*Your instructions:*
Lines of the data that contain the word "Start" are the ones to copy.

*Data about app and page elements:*

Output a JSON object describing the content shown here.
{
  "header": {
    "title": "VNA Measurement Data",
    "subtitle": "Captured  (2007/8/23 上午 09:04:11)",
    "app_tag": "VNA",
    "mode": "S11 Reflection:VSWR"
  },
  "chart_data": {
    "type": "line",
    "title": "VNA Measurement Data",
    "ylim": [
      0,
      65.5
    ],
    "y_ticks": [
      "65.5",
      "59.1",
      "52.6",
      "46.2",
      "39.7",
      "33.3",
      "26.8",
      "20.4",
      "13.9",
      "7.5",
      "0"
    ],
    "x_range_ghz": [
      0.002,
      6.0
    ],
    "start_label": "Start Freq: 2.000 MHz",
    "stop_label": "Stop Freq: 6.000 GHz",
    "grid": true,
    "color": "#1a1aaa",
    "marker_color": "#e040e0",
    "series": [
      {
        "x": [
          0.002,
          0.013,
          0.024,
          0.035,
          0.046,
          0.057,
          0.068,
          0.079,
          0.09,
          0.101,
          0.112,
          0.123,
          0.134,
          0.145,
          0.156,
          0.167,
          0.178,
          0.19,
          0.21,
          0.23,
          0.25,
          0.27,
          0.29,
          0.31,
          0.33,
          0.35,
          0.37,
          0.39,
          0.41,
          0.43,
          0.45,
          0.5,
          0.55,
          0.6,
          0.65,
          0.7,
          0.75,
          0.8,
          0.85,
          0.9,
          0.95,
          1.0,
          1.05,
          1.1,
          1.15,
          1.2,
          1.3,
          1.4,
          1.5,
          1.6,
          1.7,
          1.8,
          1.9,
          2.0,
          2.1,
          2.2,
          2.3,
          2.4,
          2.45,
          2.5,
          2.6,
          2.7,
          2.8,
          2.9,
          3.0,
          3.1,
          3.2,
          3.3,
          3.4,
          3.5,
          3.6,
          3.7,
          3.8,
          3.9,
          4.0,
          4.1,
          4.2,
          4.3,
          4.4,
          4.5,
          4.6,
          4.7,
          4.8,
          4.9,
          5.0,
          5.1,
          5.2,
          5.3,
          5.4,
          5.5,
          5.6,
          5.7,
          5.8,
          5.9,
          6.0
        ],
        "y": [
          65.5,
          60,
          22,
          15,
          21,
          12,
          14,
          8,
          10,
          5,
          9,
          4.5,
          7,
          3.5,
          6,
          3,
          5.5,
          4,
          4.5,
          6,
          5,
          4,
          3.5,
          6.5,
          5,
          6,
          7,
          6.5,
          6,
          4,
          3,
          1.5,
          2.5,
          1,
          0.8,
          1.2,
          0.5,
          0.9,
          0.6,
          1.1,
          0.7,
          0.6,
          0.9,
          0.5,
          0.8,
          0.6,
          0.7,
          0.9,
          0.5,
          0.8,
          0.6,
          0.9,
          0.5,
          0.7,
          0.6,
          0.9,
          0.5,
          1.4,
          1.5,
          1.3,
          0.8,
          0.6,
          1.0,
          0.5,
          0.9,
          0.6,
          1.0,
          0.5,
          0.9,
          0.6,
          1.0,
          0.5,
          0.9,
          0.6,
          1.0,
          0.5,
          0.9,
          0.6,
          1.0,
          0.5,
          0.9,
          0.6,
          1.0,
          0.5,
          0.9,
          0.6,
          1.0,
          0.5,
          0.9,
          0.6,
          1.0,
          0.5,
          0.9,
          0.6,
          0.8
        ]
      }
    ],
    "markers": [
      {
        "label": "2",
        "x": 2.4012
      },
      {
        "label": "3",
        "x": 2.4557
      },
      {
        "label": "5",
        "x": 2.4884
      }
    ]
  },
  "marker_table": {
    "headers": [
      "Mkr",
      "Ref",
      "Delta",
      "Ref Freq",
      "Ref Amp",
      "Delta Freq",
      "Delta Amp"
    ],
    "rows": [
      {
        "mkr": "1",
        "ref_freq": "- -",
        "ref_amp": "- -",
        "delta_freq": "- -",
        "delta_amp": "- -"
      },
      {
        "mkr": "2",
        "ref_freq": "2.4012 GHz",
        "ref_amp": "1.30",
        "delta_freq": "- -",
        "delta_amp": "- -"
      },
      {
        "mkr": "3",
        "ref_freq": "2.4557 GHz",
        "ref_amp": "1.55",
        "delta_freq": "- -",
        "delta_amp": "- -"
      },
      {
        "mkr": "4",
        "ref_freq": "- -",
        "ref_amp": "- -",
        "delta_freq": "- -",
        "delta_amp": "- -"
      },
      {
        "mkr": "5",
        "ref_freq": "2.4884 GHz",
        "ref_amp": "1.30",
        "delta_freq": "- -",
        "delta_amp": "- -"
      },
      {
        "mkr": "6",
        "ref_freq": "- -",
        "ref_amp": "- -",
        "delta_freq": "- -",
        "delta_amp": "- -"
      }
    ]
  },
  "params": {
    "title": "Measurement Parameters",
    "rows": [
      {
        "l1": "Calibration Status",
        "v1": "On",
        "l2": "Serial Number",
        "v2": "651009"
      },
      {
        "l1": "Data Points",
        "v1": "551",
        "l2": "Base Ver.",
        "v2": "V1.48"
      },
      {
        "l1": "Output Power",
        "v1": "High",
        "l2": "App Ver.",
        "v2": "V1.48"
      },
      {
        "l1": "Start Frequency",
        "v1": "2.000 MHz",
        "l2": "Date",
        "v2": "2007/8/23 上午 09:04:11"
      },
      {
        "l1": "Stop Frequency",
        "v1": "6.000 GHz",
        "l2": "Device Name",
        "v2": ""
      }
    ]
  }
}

*Task solution:*
    "start_label": "Start Freq: 2.000 MHz",
        "l1": "Start Frequency",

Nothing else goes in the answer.